Vietnam’s leading property developer Vingroup seems to know no limits to its talents as evidenced by the proposal it sent to the Ministry of Transport, seeking to buy into the country’s seaport operations.
Vingroup is keen to become a strategic partner in the Saigon Port Company Ltd, and Haiphong Port JSC currently owned by state-run Vinalines.
The developer has proposed buying a stake of up to 80 per cent in Haiphong Port at a price not lower than the average auction price.
Vingroup has also proposed to buy an 80 per cent stake at a price not lower than the initial public offering (IPO) in Saigon Port, and has demanded the right to partake in the company’s equitisation plan.

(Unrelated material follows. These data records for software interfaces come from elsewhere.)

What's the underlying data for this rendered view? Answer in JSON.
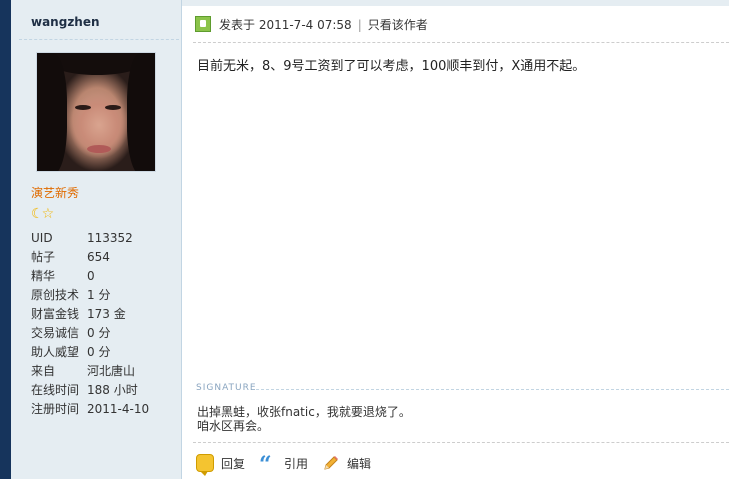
{
  "author": {
    "username": "wangzhen",
    "rank": "演艺新秀",
    "stars": [
      "moon",
      "star"
    ],
    "stats": [
      {
        "key": "UID",
        "value": "113352"
      },
      {
        "key": "帖子",
        "value": "654"
      },
      {
        "key": "精华",
        "value": "0"
      },
      {
        "key": "原创技术",
        "value": "1 分"
      },
      {
        "key": "财富金钱",
        "value": "173 金"
      },
      {
        "key": "交易诚信",
        "value": "0 分"
      },
      {
        "key": "助人威望",
        "value": "0 分"
      },
      {
        "key": "来自",
        "value": "河北唐山"
      },
      {
        "key": "在线时间",
        "value": "188 小时"
      },
      {
        "key": "注册时间",
        "value": "2011-4-10"
      }
    ]
  },
  "post": {
    "posted_label": "发表于 2011-7-4 07:58",
    "separator": "|",
    "only_author_label": "只看该作者",
    "content": "目前无米，8、9号工资到了可以考虑，100顺丰到付，X通用不起。"
  },
  "signature": {
    "label": "SIGNATURE",
    "line1": "出掉黑蛙，收张fnatic，我就要退烧了。",
    "line2": "咱水区再会。"
  },
  "actions": {
    "reply": "回复",
    "quote": "引用",
    "edit": "编辑"
  },
  "colors": {
    "sidebar_bg": "#e5edf2",
    "left_edge": "#16345c",
    "rank": "#e06b00"
  }
}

Haiphong Port JSC was equitised in 2014, with VND3.26 trillion ($152 million) in chartered capital, and Vinalines holding a 94.6 per cent stake.
Last year, the port reported total throughput cargo volumes of 19.7 million tonnes, earning VND1.57 trillion ($73.6 million) in revenue and VND397 billion ($18.5 million) in profits.
Meanwhile, Saigon Port’s enterprise value was set at VND3.99 trillion ($186 million) at the start of 2014. Of this, state equity was VND2.16 trillion ($101 million). Saigon Port will be equitised in the first quarter of this year. However, the state still want to retain a 75 per cent stake.
In its document to the MoT, Vingroup CEO Duong Thi Mai Hoa claimed that the group would apply the latest management models in the operation and management of these two major ports to bolster business efficiency.
Apart from being trusted with the development of Nha Trang Port in the south-central province of Khanh Hoa, a subsidiary under Vingroup has also applied to build a passenger dock on Phu Quoc Island in the southern coastal province of Kien Giang.
Vingroup was also rumoured to be the single investor hoping to buy Phu Quoc International Airport.
To win a stake in Haiphong Port, Vingroup would need to compete head-on with the Vietnam-Oman Investment JSC (VOI) belonging to Oman’s sovereign wealth fund SGRF. The Middle East investor had sent a proposal to the Vietnamese government asking to acquire 29.68 per cent stake in Haiphong Port under a negotiated price scheme.
In the case of Saigon Port, if Vingroup was chosen to become the port’s strategic partner, parent company Vinalines would need to revise its resolution on selecting strategic partners as the Vinalines’ Member Council, which earlier regulated that Saigon Port’s strategic partners must operate in fields other than Vingroup’s core lines.